While Jeff Sessions is at the helm of the Justice Department’s initiative to sue universities over affirmative action (described in this 8-1-2017 piece in The Washington Post), Betsy DeVos is to blame as well. One of the first hires she made in the new post was that of Candice Jackson as acting head of the Department of Education’s (DOE’s) Office for Civil Rights (OCR). This NBS News (4-14-2017) piece probes how well Jackson’s disapproval of the Civil Rights Act of 1964 and her anti-affirmative action stance meshes with the mission statement of the OCR. DeVos does not seem as riled up about legacy admissions to colleges and universities, perhaps principally because they still favor white people. (See related pieces in The Washington Post; The New York Times; Business Insider; The Chronicle of Higher Education; and another in The Washington Post.) The DeVos regime, as part of the Trumpocracy, is all about accomplishing the opposite of the office’s mission. Again, this is DeVos, through Jackson, leading us backwards.
While we’re on the subject of the now-infamous Candice Jackson, let’s not forget that she has followed her boss’s lead in advocating for men’s rights over women’s in campus sexual assault cases. The New York Times (7-13-2017) says about Jackson: “Investigative processes have not been ‘fairly balanced between the accusing victim and the accused student,’ Ms. Jackson argued, and students have been branded rapists ‘when the facts just don’t back that up.’ In most investigations, she said, there’s ‘not even an accusation that these accused students overrode the will of a young woman.’ ‘Rather, the accusations — 90 percent of them — fall into the category of ‘we were both drunk,’ ‘we broke up, and six months later I found myself under a Title IX investigation because she just decided that our last sleeping together was not quite right,’ Ms. Jackson said.” Jackson does not even use the term “rape” or “sexual assault,” but rather, “students overrode the will of a young woman.” Although Jackson later attempted to clarify the statement, she has made it clear that she does not believe campus sexual assault happens and, by extrapolation, does not believe rapists exist.
In the meantime, Jackson’s boss, DeVos, was meeting with men’s rights activists. As Jon Krakauer and Laura L. Dunn say in this op-ed (8-3-2017) from The New York Times, “The Department of Education is taking a hard look at its policies on campus sexual assault. The result may make colleges safer. For rapists.” (*See Mili Mitra’s 7-18-2017 op-ed in The Washington Post for an eloquent rationale of the need for a strong DOE and OCR to follow up Dear Colleague letters issued under the Obama administration; see Katz’s and Alejandro’s 8-3-2017 op-ed in USA Today; see also this 1-2-2017 Gender Shrapnel Blog post.)
DeVos is also crippling Title IX protections in the realm of transgender rights, as detailed here by the ACLU (3-29-2017), although she is reported to have been initially in favor of maintaining Obama-era protections.

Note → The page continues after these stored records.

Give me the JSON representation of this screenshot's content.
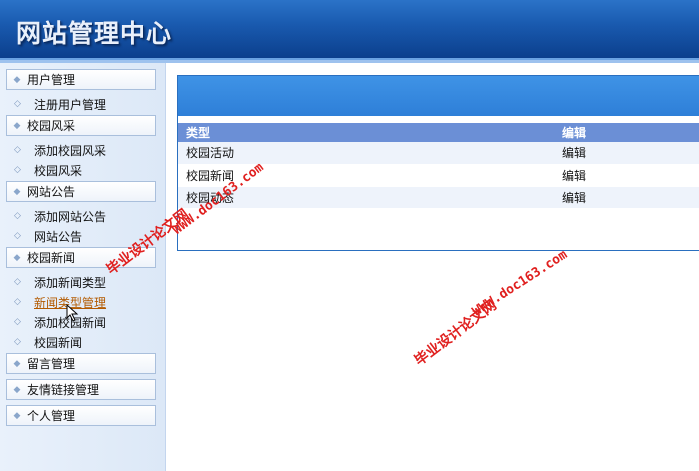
{
  "header": {
    "title": "网站管理中心"
  },
  "sidebar": {
    "groups": [
      {
        "label": "用户管理",
        "items": [
          "注册用户管理"
        ]
      },
      {
        "label": "校园风采",
        "items": [
          "添加校园风采",
          "校园风采"
        ]
      },
      {
        "label": "网站公告",
        "items": [
          "添加网站公告",
          "网站公告"
        ]
      },
      {
        "label": "校园新闻",
        "items": [
          "添加新闻类型",
          "新闻类型管理",
          "添加校园新闻",
          "校园新闻"
        ]
      },
      {
        "label": "留言管理",
        "items": []
      },
      {
        "label": "友情链接管理",
        "items": []
      },
      {
        "label": "个人管理",
        "items": []
      }
    ],
    "active_item": "新闻类型管理"
  },
  "table": {
    "headers": [
      "类型",
      "编辑"
    ],
    "rows": [
      {
        "type": "校园活动",
        "action": "编辑"
      },
      {
        "type": "校园新闻",
        "action": "编辑"
      },
      {
        "type": "校园动态",
        "action": "编辑"
      }
    ]
  },
  "watermark": {
    "text": "毕业设计论文网",
    "url": "WWW.doc163.com"
  },
  "colors": {
    "header": "#1a5bb0",
    "panel_bar": "#3f93e6",
    "table_header": "#6b8fd6",
    "watermark": "#e0201f",
    "active_link": "#b35a00"
  }
}
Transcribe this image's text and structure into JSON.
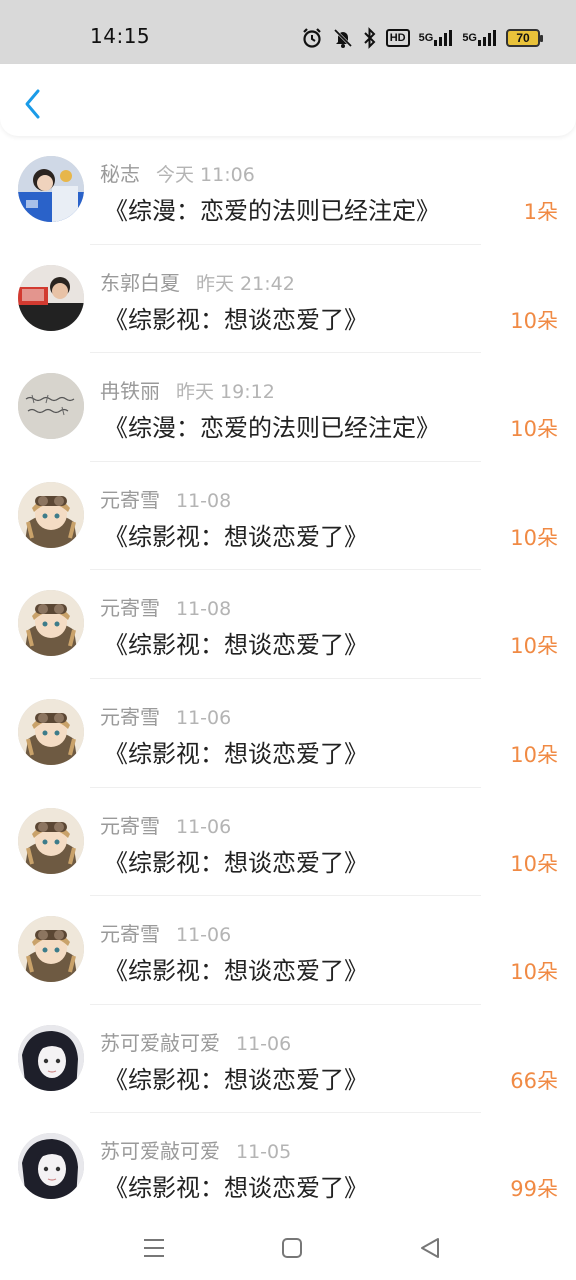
{
  "status_bar": {
    "time": "14:15",
    "hd": "HD",
    "net1": "5G",
    "net2": "5G",
    "battery": "70",
    "icons": [
      "alarm-icon",
      "mute-icon",
      "bluetooth-icon",
      "hd-icon",
      "signal-5g-icon",
      "signal-5g-icon",
      "battery-icon"
    ]
  },
  "header": {
    "back_icon": "chevron-left-icon",
    "accent": "#1a9be8"
  },
  "items": [
    {
      "name": "秘志",
      "time": "今天 11:06",
      "book": "《综漫：恋爱的法则已经注定》",
      "flowers": "1朵",
      "avatar": "photo-blue"
    },
    {
      "name": "东郭白夏",
      "time": "昨天 21:42",
      "book": "《综影视：想谈恋爱了》",
      "flowers": "10朵",
      "avatar": "photo-red"
    },
    {
      "name": "冉铁丽",
      "time": "昨天 19:12",
      "book": "《综漫：恋爱的法则已经注定》",
      "flowers": "10朵",
      "avatar": "handwriting"
    },
    {
      "name": "元寄雪",
      "time": "11-08",
      "book": "《综影视：想谈恋爱了》",
      "flowers": "10朵",
      "avatar": "anime-goggles"
    },
    {
      "name": "元寄雪",
      "time": "11-08",
      "book": "《综影视：想谈恋爱了》",
      "flowers": "10朵",
      "avatar": "anime-goggles"
    },
    {
      "name": "元寄雪",
      "time": "11-06",
      "book": "《综影视：想谈恋爱了》",
      "flowers": "10朵",
      "avatar": "anime-goggles"
    },
    {
      "name": "元寄雪",
      "time": "11-06",
      "book": "《综影视：想谈恋爱了》",
      "flowers": "10朵",
      "avatar": "anime-goggles"
    },
    {
      "name": "元寄雪",
      "time": "11-06",
      "book": "《综影视：想谈恋爱了》",
      "flowers": "10朵",
      "avatar": "anime-goggles"
    },
    {
      "name": "苏可爱敲可爱",
      "time": "11-06",
      "book": "《综影视：想谈恋爱了》",
      "flowers": "66朵",
      "avatar": "anime-dark"
    },
    {
      "name": "苏可爱敲可爱",
      "time": "11-05",
      "book": "《综影视：想谈恋爱了》",
      "flowers": "99朵",
      "avatar": "anime-dark"
    }
  ],
  "nav": {
    "icons": [
      "menu-icon",
      "home-icon",
      "back-triangle-icon"
    ]
  },
  "colors": {
    "flowers": "#f08a44",
    "name": "#9a9a9a",
    "title": "#222222"
  }
}
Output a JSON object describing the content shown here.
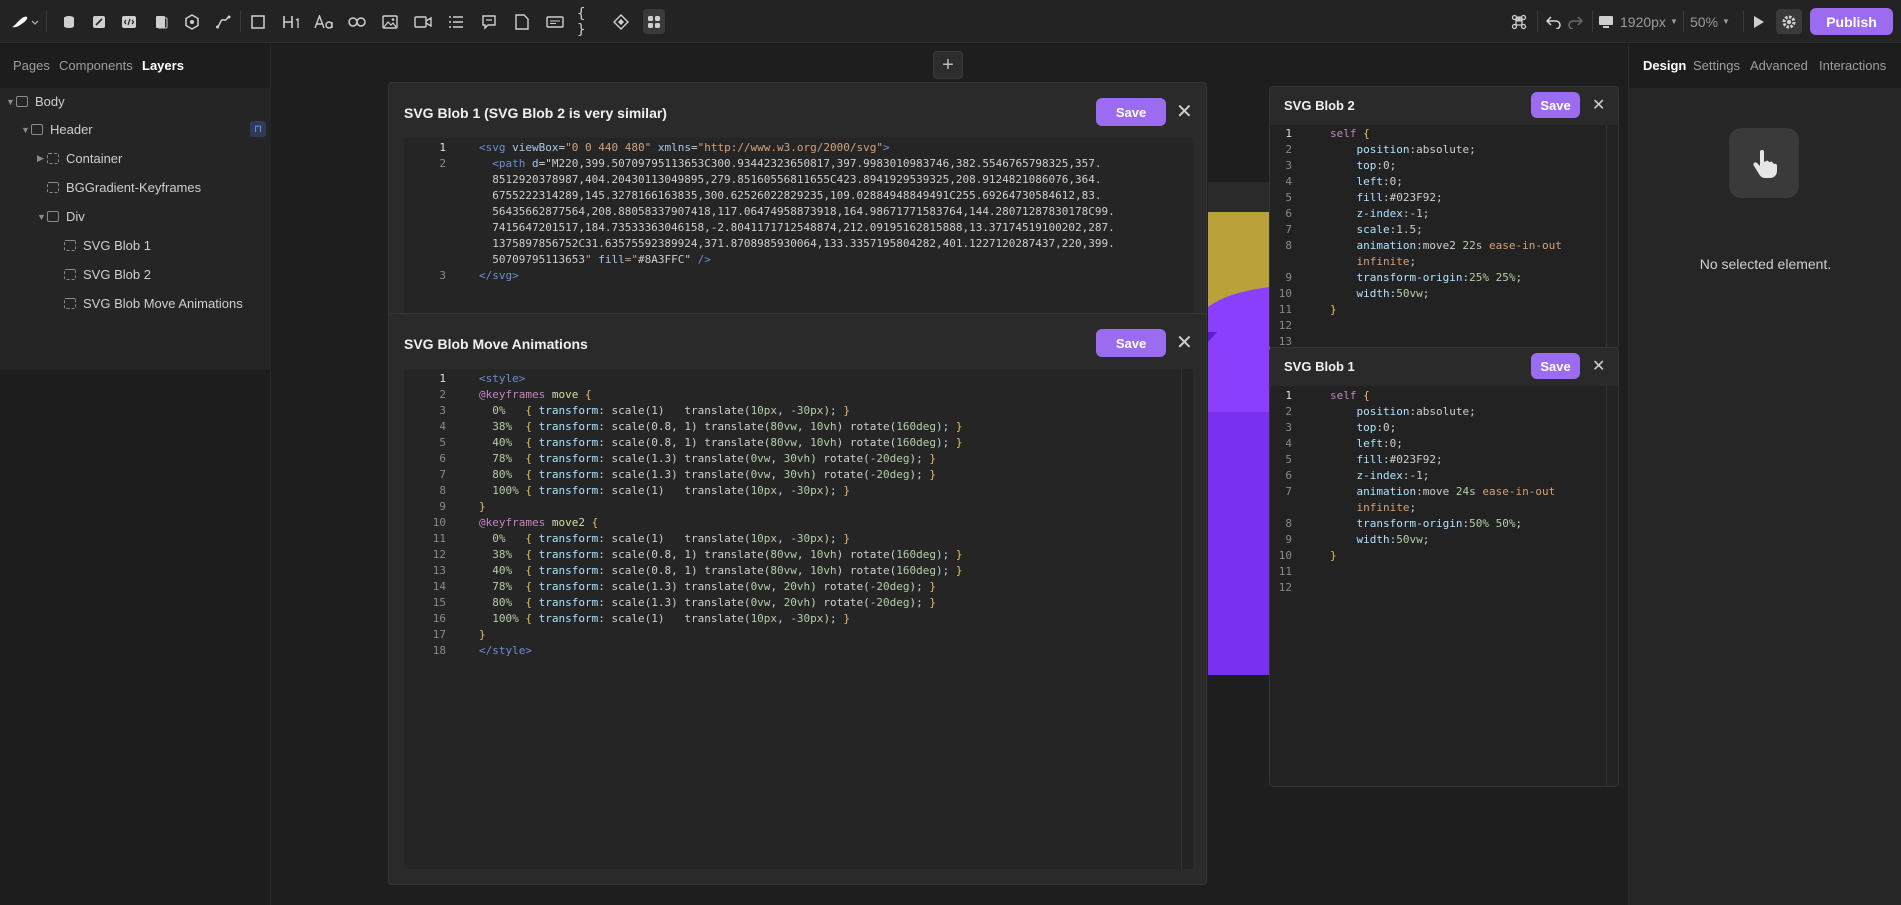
{
  "toolbar": {
    "viewport_label": "1920px",
    "zoom_label": "50%",
    "publish_label": "Publish"
  },
  "left_panel": {
    "tabs": [
      "Pages",
      "Components",
      "Layers"
    ],
    "layers": [
      {
        "label": "Body"
      },
      {
        "label": "Header"
      },
      {
        "label": "Container"
      },
      {
        "label": "BGGradient-Keyframes"
      },
      {
        "label": "Div"
      },
      {
        "label": "SVG Blob 1"
      },
      {
        "label": "SVG Blob 2"
      },
      {
        "label": "SVG Blob Move Animations"
      }
    ]
  },
  "right_panel": {
    "tabs": [
      "Design",
      "Settings",
      "Advanced",
      "Interactions"
    ],
    "empty_message": "No selected element."
  },
  "panels": {
    "svg_blob1_main": {
      "title": "SVG Blob 1 (SVG Blob 2 is very similar)",
      "save_label": "Save",
      "line_numbers": [
        "1",
        "2",
        "",
        "",
        "",
        "",
        "",
        "",
        "3"
      ],
      "lines": [
        "<svg viewBox=\"0 0 440 480\" xmlns=\"http://www.w3.org/2000/svg\">",
        "  <path d=\"M220,399.50709795113653C300.93442323650817,397.9983010983746,382.5546765798325,357.",
        "  8512920378987,404.20430113049895,279.85160556811655C423.8941929539325,208.9124821086076,364.",
        "  6755222314289,145.3278166163835,300.62526022829235,109.02884948849491C255.69264730584612,83.",
        "  56435662877564,208.88058337907418,117.06474958873918,164.98671771583764,144.28071287830178C99.",
        "  7415647201517,184.73533363046158,-2.8041171712548874,212.09195162815888,13.37174519100202,287.",
        "  1375897856752C31.63575592389924,371.8708985930064,133.3357195804282,401.1227120287437,220,399.",
        "  50709795113653\" fill=\"#8A3FFC\" />",
        "</svg>"
      ]
    },
    "move_animations": {
      "title": "SVG Blob Move Animations",
      "save_label": "Save",
      "line_numbers": [
        "1",
        "2",
        "3",
        "4",
        "5",
        "6",
        "7",
        "8",
        "9",
        "10",
        "11",
        "12",
        "13",
        "14",
        "15",
        "16",
        "17",
        "18"
      ],
      "lines": [
        "<style>",
        "@keyframes move {",
        "  0%   { transform: scale(1)   translate(10px, -30px); }",
        "  38%  { transform: scale(0.8, 1) translate(80vw, 10vh) rotate(160deg); }",
        "  40%  { transform: scale(0.8, 1) translate(80vw, 10vh) rotate(160deg); }",
        "  78%  { transform: scale(1.3) translate(0vw, 30vh) rotate(-20deg); }",
        "  80%  { transform: scale(1.3) translate(0vw, 30vh) rotate(-20deg); }",
        "  100% { transform: scale(1)   translate(10px, -30px); }",
        "}",
        "@keyframes move2 {",
        "  0%   { transform: scale(1)   translate(10px, -30px); }",
        "  38%  { transform: scale(0.8, 1) translate(80vw, 10vh) rotate(160deg); }",
        "  40%  { transform: scale(0.8, 1) translate(80vw, 10vh) rotate(160deg); }",
        "  78%  { transform: scale(1.3) translate(0vw, 20vh) rotate(-20deg); }",
        "  80%  { transform: scale(1.3) translate(0vw, 20vh) rotate(-20deg); }",
        "  100% { transform: scale(1)   translate(10px, -30px); }",
        "}",
        "</style>"
      ]
    },
    "svg_blob2": {
      "title": "SVG Blob 2",
      "save_label": "Save",
      "line_numbers": [
        "1",
        "2",
        "3",
        "4",
        "5",
        "6",
        "7",
        "8",
        "",
        "9",
        "10",
        "11",
        "12",
        "13"
      ],
      "lines": [
        "self {",
        "    position:absolute;",
        "    top:0;",
        "    left:0;",
        "    fill:#023F92;",
        "    z-index:-1;",
        "    scale:1.5;",
        "    animation:move2 22s ease-in-out",
        "    infinite;",
        "    transform-origin:25% 25%;",
        "    width:50vw;",
        "}",
        "",
        ""
      ]
    },
    "svg_blob1": {
      "title": "SVG Blob 1",
      "save_label": "Save",
      "line_numbers": [
        "1",
        "2",
        "3",
        "4",
        "5",
        "6",
        "7",
        "",
        "8",
        "9",
        "10",
        "11",
        "12"
      ],
      "lines": [
        "self {",
        "    position:absolute;",
        "    top:0;",
        "    left:0;",
        "    fill:#023F92;",
        "    z-index:-1;",
        "    animation:move 24s ease-in-out",
        "    infinite;",
        "    transform-origin:50% 50%;",
        "    width:50vw;",
        "}",
        "",
        ""
      ]
    }
  },
  "colors": {
    "accent": "#9b6cf0",
    "canvas_purple": "#5a1ecf",
    "canvas_yellow": "#b9a23a"
  }
}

Through DeVos, and of his own accord, Trump is using the transgender community to pander to his base in the face of epically low approval ratings.
None of this is about education (DOE; DeVos) or civil rights (OCR; Jackson). It is about fake-revolutionary rhetoric and continuing to assert power to the benefit of few and the detriment of many.